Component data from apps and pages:
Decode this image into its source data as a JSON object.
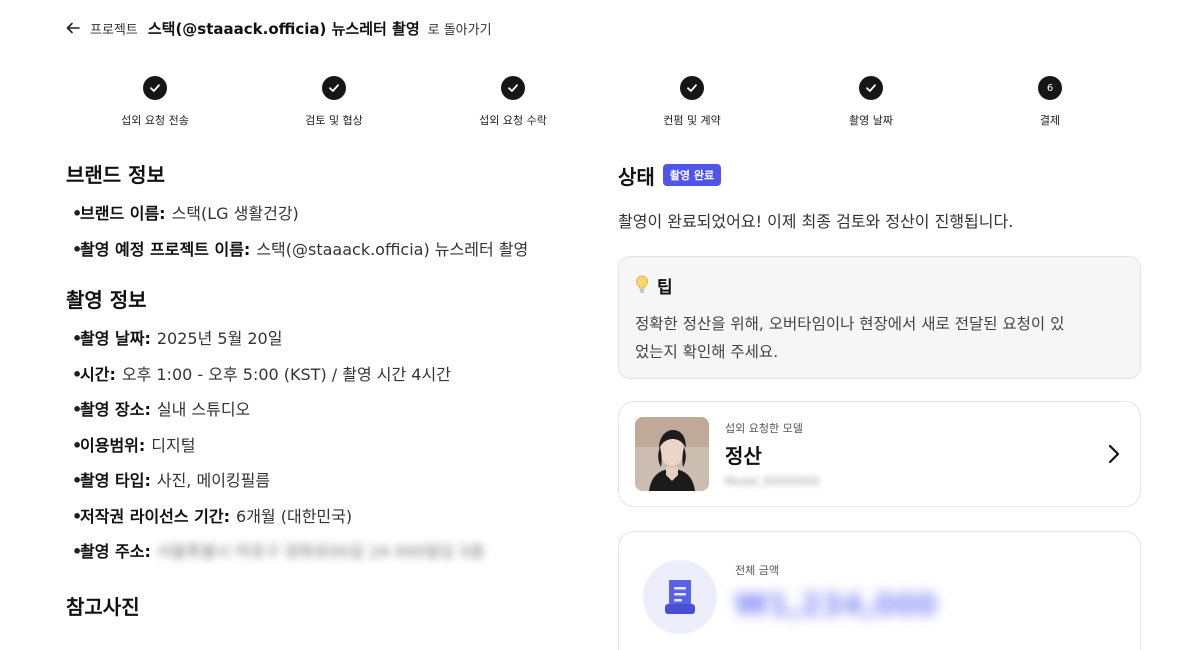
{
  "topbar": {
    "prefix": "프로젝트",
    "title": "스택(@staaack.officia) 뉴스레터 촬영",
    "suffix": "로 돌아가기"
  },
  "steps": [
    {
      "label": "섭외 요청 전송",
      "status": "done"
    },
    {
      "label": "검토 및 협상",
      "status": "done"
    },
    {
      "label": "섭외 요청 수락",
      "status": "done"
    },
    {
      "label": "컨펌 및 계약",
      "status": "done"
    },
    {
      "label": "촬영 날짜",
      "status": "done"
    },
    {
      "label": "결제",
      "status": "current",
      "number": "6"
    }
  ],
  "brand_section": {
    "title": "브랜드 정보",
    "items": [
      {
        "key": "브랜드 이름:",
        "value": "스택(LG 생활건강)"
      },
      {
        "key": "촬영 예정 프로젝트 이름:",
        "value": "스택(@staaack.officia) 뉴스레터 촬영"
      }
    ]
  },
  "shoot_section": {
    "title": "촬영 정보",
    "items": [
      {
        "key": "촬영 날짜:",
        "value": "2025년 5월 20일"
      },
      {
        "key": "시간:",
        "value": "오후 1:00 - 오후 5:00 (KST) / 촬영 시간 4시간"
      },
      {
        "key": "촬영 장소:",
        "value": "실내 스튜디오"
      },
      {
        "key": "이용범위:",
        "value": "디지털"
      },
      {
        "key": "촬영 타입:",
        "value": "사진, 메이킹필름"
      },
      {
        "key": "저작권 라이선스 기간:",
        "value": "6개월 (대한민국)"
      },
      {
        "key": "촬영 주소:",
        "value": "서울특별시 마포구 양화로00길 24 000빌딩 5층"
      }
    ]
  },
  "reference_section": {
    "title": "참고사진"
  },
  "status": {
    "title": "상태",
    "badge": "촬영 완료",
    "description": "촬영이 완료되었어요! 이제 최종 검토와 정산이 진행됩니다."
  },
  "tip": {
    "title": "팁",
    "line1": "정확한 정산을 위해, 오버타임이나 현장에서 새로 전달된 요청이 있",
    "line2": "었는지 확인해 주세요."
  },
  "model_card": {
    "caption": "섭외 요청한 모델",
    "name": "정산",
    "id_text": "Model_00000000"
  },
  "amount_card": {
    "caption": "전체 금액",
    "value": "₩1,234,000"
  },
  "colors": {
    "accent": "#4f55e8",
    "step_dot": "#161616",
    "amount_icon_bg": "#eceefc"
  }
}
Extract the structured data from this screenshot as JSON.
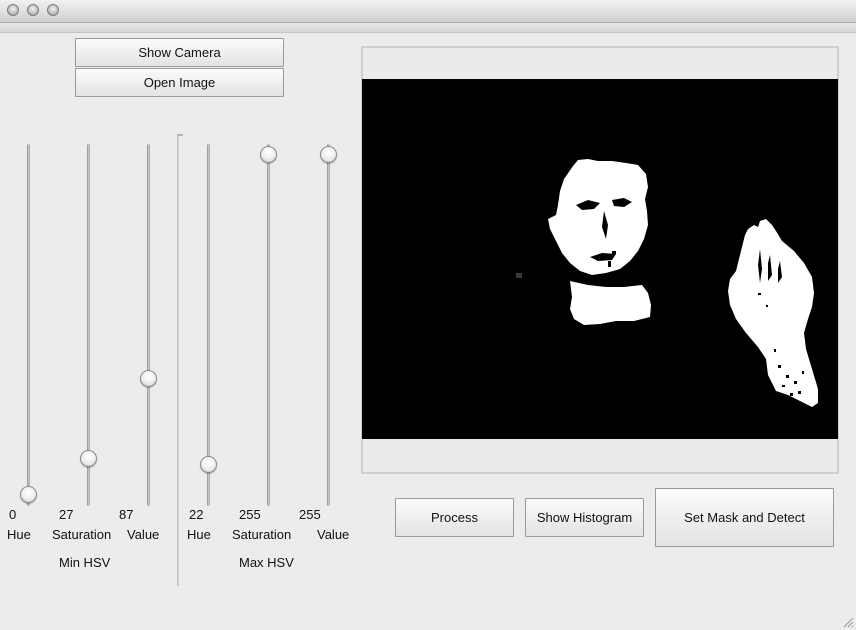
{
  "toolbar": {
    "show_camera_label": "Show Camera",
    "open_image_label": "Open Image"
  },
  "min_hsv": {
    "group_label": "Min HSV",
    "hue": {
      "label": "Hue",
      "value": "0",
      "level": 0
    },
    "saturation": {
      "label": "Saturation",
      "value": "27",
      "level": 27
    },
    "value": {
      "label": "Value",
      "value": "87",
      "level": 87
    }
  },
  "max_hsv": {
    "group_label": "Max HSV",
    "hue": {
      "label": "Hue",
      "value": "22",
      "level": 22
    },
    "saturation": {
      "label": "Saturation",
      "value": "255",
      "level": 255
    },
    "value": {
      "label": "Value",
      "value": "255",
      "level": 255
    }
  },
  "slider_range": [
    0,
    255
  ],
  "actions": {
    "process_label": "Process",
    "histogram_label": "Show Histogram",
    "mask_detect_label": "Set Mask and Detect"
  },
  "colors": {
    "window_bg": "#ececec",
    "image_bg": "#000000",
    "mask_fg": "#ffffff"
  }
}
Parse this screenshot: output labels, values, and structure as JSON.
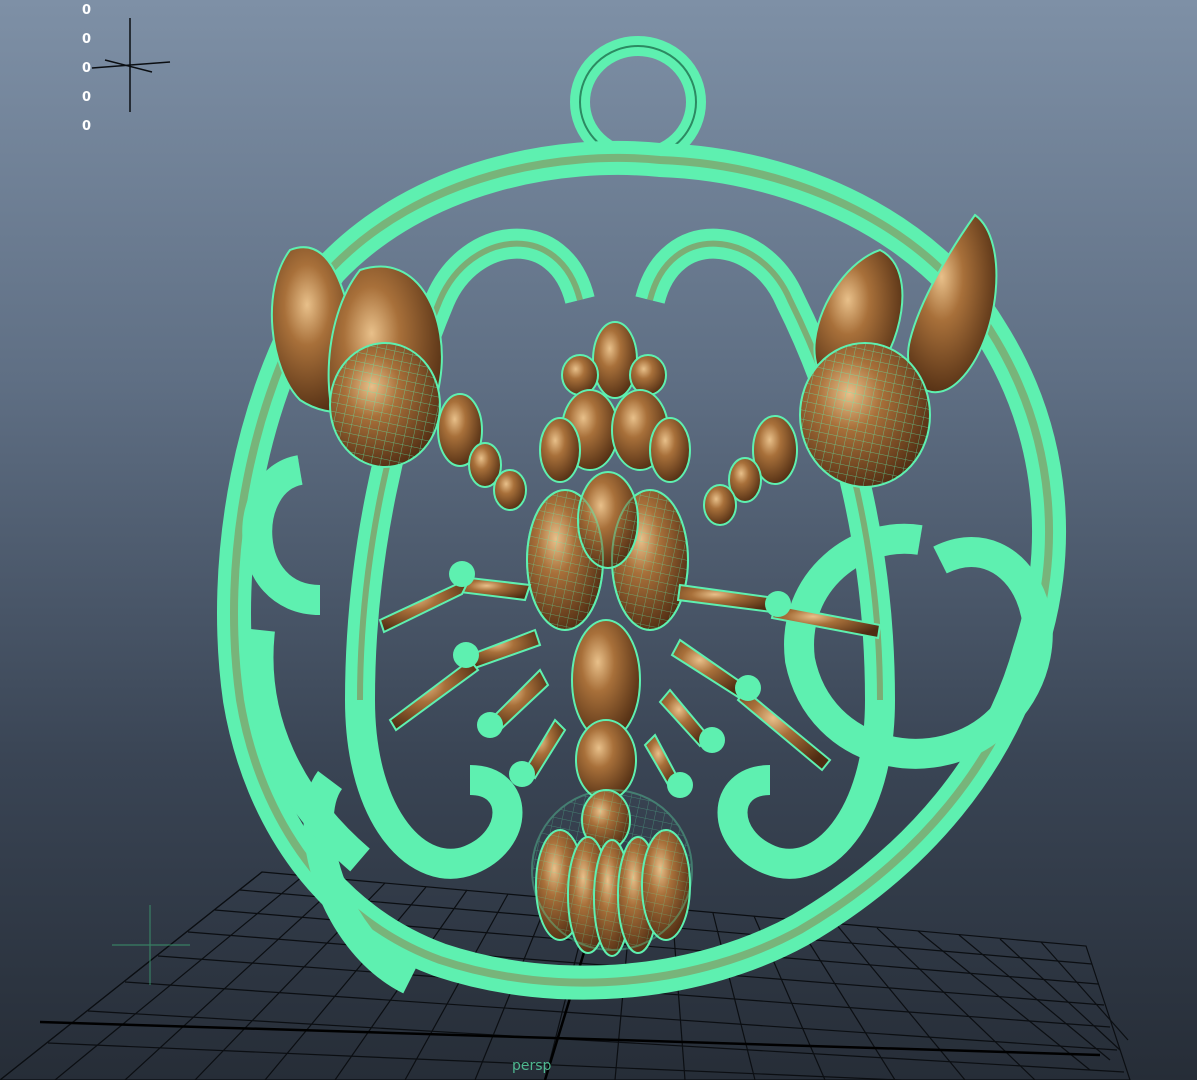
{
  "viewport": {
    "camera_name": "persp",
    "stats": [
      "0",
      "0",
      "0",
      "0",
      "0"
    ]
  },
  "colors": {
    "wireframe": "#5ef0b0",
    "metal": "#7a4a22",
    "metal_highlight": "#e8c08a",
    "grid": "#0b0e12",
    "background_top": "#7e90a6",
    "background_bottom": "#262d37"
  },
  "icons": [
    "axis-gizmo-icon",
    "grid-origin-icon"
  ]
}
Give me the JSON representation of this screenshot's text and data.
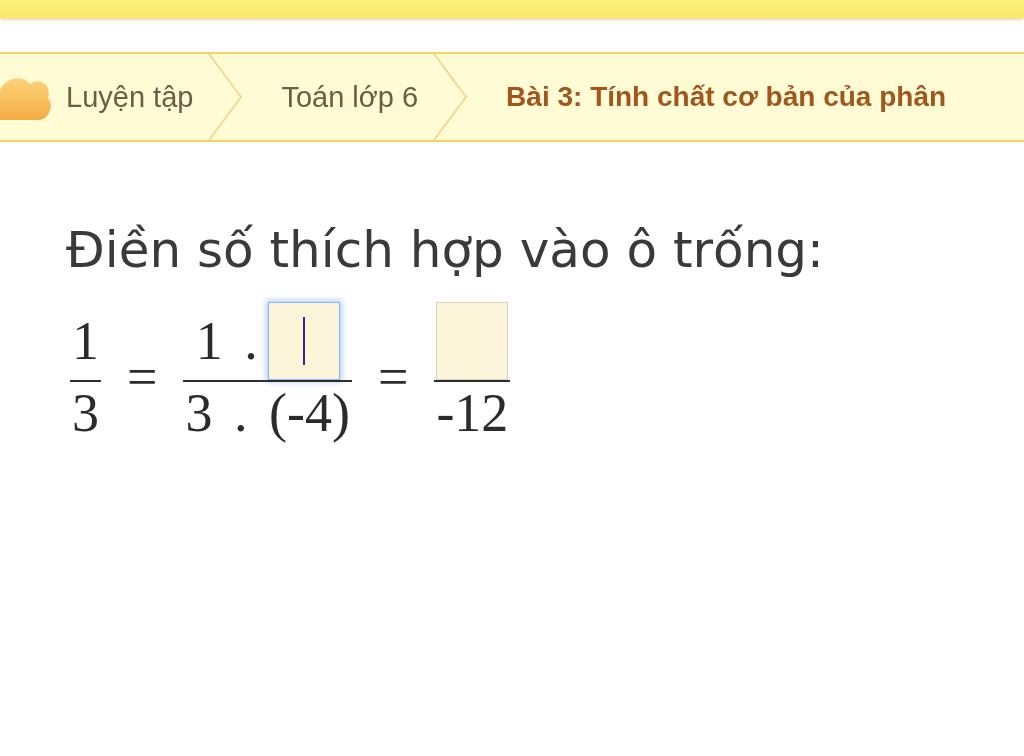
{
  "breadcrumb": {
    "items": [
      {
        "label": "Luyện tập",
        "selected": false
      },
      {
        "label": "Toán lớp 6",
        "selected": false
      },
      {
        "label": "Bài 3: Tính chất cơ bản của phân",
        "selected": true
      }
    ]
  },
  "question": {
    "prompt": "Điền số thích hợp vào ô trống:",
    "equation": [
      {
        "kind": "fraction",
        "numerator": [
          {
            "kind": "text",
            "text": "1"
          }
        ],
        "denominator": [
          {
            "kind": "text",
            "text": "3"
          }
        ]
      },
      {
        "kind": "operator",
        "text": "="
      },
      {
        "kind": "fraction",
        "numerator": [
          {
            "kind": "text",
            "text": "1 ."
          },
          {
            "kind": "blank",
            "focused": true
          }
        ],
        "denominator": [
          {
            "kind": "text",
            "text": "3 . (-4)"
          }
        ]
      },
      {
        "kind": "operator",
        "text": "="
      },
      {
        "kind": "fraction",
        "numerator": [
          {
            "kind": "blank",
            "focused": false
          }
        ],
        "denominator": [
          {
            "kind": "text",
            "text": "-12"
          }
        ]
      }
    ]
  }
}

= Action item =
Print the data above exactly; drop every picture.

= Response to the exercise =
Decode this image into its source data as a JSON object.
{
  "topbar": {
    "prefix": "프로젝트",
    "title": "스택(@staaack.officia) 뉴스레터 촬영",
    "suffix": "로 돌아가기"
  },
  "steps": [
    {
      "label": "섭외 요청 전송",
      "status": "done"
    },
    {
      "label": "검토 및 협상",
      "status": "done"
    },
    {
      "label": "섭외 요청 수락",
      "status": "done"
    },
    {
      "label": "컨펌 및 계약",
      "status": "done"
    },
    {
      "label": "촬영 날짜",
      "status": "done"
    },
    {
      "label": "결제",
      "status": "current",
      "number": "6"
    }
  ],
  "brand_section": {
    "title": "브랜드 정보",
    "items": [
      {
        "key": "브랜드 이름:",
        "value": "스택(LG 생활건강)"
      },
      {
        "key": "촬영 예정 프로젝트 이름:",
        "value": "스택(@staaack.officia) 뉴스레터 촬영"
      }
    ]
  },
  "shoot_section": {
    "title": "촬영 정보",
    "items": [
      {
        "key": "촬영 날짜:",
        "value": "2025년 5월 20일"
      },
      {
        "key": "시간:",
        "value": "오후 1:00 - 오후 5:00 (KST) / 촬영 시간 4시간"
      },
      {
        "key": "촬영 장소:",
        "value": "실내 스튜디오"
      },
      {
        "key": "이용범위:",
        "value": "디지털"
      },
      {
        "key": "촬영 타입:",
        "value": "사진, 메이킹필름"
      },
      {
        "key": "저작권 라이선스 기간:",
        "value": "6개월 (대한민국)"
      },
      {
        "key": "촬영 주소:",
        "value": "서울특별시 마포구 양화로00길 24 000빌딩 5층"
      }
    ]
  },
  "reference_section": {
    "title": "참고사진"
  },
  "status": {
    "title": "상태",
    "badge": "촬영 완료",
    "description": "촬영이 완료되었어요! 이제 최종 검토와 정산이 진행됩니다."
  },
  "tip": {
    "title": "팁",
    "line1": "정확한 정산을 위해, 오버타임이나 현장에서 새로 전달된 요청이 있",
    "line2": "었는지 확인해 주세요."
  },
  "model_card": {
    "caption": "섭외 요청한 모델",
    "name": "정산",
    "id_text": "Model_00000000"
  },
  "amount_card": {
    "caption": "전체 금액",
    "value": "₩1,234,000"
  },
  "colors": {
    "accent": "#4f55e8",
    "step_dot": "#161616",
    "amount_icon_bg": "#eceefc"
  }
}
Extract the structured data from this screenshot as JSON.
{
  "toolbar": {
    "show_camera_label": "Show Camera",
    "open_image_label": "Open Image"
  },
  "min_hsv": {
    "group_label": "Min HSV",
    "hue": {
      "label": "Hue",
      "value": "0",
      "level": 0
    },
    "saturation": {
      "label": "Saturation",
      "value": "27",
      "level": 27
    },
    "value": {
      "label": "Value",
      "value": "87",
      "level": 87
    }
  },
  "max_hsv": {
    "group_label": "Max HSV",
    "hue": {
      "label": "Hue",
      "value": "22",
      "level": 22
    },
    "saturation": {
      "label": "Saturation",
      "value": "255",
      "level": 255
    },
    "value": {
      "label": "Value",
      "value": "255",
      "level": 255
    }
  },
  "slider_range": [
    0,
    255
  ],
  "actions": {
    "process_label": "Process",
    "histogram_label": "Show Histogram",
    "mask_detect_label": "Set Mask and Detect"
  },
  "colors": {
    "window_bg": "#ececec",
    "image_bg": "#000000",
    "mask_fg": "#ffffff"
  }
}
Parse this screenshot: output labels, values, and structure as JSON.
{
  "viewport": {
    "camera_name": "persp",
    "stats": [
      "0",
      "0",
      "0",
      "0",
      "0"
    ]
  },
  "colors": {
    "wireframe": "#5ef0b0",
    "metal": "#7a4a22",
    "metal_highlight": "#e8c08a",
    "grid": "#0b0e12",
    "background_top": "#7e90a6",
    "background_bottom": "#262d37"
  },
  "icons": [
    "axis-gizmo-icon",
    "grid-origin-icon"
  ]
}
Give me the JSON representation of this screenshot's text and data.
{
  "breadcrumb": {
    "items": [
      {
        "label": "Luyện tập",
        "selected": false
      },
      {
        "label": "Toán lớp 6",
        "selected": false
      },
      {
        "label": "Bài 3: Tính chất cơ bản của phân",
        "selected": true
      }
    ]
  },
  "question": {
    "prompt": "Điền số thích hợp vào ô trống:",
    "equation": [
      {
        "kind": "fraction",
        "numerator": [
          {
            "kind": "text",
            "text": "1"
          }
        ],
        "denominator": [
          {
            "kind": "text",
            "text": "3"
          }
        ]
      },
      {
        "kind": "operator",
        "text": "="
      },
      {
        "kind": "fraction",
        "numerator": [
          {
            "kind": "text",
            "text": "1 ."
          },
          {
            "kind": "blank",
            "focused": true
          }
        ],
        "denominator": [
          {
            "kind": "text",
            "text": "3 . (-4)"
          }
        ]
      },
      {
        "kind": "operator",
        "text": "="
      },
      {
        "kind": "fraction",
        "numerator": [
          {
            "kind": "blank",
            "focused": false
          }
        ],
        "denominator": [
          {
            "kind": "text",
            "text": "-12"
          }
        ]
      }
    ]
  }
}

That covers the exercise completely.